Or as it's sometimes known, "a typical Republican debate viewing."
Well, now there's slightly less reason to worry about the invincibility of America's own racist, fascist inevitable Republican nominee, Donald Trump.
Because if the unthinkable happens and, come November, we're staring down the barrel of a Trump presidency, our fine neighbors to the north (and I do mean FOINE) are making it easier for people to immigrate to the Great White North.
In addition to removing "terrorism" and "crimes against the national interest" as reasons to revoke citizenship (as opposed to simply trying those suspects as Canadians), the Canadian Press also reports that the Canadian government is making things a little bit speedier with the introduction of a new citizenship bill:
"The bill also shortens the length of time someone must be physically present in Canada before qualifying for citizenship, and allows time already spent as permanent residents to count towards the residency requirement."
Right now it takes six years of living in Canada to become a citizen.
By that point, Trump might be out of office or the country might be a burning pile of rubble, well on its way to the Hunger Games future that we've been promised by our culture.
("We're gonna have a bunch of kids killing each other. We'll televise it. I know how to do it, because I've produced excellent TV before. Just wonderful TV. So don't worry, our Hunger Games ratings will be yuge." Trump in two years, probably.)
But if the bill passes, that requirement will be three years.
You can be a Canadian citizen enjoying free universal health care before Trump's second term. Of course, it might not matter.

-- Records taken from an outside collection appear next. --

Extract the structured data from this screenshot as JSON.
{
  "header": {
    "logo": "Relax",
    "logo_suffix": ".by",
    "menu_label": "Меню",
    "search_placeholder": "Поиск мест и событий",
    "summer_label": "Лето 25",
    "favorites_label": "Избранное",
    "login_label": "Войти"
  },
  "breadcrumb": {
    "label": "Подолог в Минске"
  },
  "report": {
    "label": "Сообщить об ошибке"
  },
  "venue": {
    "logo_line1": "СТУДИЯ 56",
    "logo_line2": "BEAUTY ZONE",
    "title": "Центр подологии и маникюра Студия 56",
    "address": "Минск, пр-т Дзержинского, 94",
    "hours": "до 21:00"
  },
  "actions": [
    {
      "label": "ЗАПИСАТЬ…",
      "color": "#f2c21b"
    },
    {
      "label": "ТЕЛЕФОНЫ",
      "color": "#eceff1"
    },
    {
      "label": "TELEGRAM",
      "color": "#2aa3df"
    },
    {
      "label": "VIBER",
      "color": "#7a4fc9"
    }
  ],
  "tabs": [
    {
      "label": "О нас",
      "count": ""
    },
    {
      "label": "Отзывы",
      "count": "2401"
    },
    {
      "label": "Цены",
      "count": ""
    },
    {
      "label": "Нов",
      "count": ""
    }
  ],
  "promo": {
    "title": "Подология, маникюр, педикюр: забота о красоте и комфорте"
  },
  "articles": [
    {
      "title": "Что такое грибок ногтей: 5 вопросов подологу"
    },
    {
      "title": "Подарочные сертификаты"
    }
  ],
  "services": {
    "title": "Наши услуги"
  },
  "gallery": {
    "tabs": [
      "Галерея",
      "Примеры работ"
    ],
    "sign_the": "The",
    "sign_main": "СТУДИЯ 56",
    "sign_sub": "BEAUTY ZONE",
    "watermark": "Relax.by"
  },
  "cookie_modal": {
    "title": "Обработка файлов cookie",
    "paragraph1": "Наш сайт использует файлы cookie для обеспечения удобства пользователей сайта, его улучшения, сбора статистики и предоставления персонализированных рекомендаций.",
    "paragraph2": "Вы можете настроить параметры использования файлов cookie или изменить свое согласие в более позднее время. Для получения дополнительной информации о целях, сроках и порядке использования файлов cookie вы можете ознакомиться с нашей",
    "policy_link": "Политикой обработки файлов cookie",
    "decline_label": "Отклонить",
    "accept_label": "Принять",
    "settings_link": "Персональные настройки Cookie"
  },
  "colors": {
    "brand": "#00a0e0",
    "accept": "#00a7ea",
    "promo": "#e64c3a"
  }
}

It's only a matter of time before President Trump is so threatened by Justin Trudeau's boyish good looks that he just nukes the entire thing and claims it as the 51st state.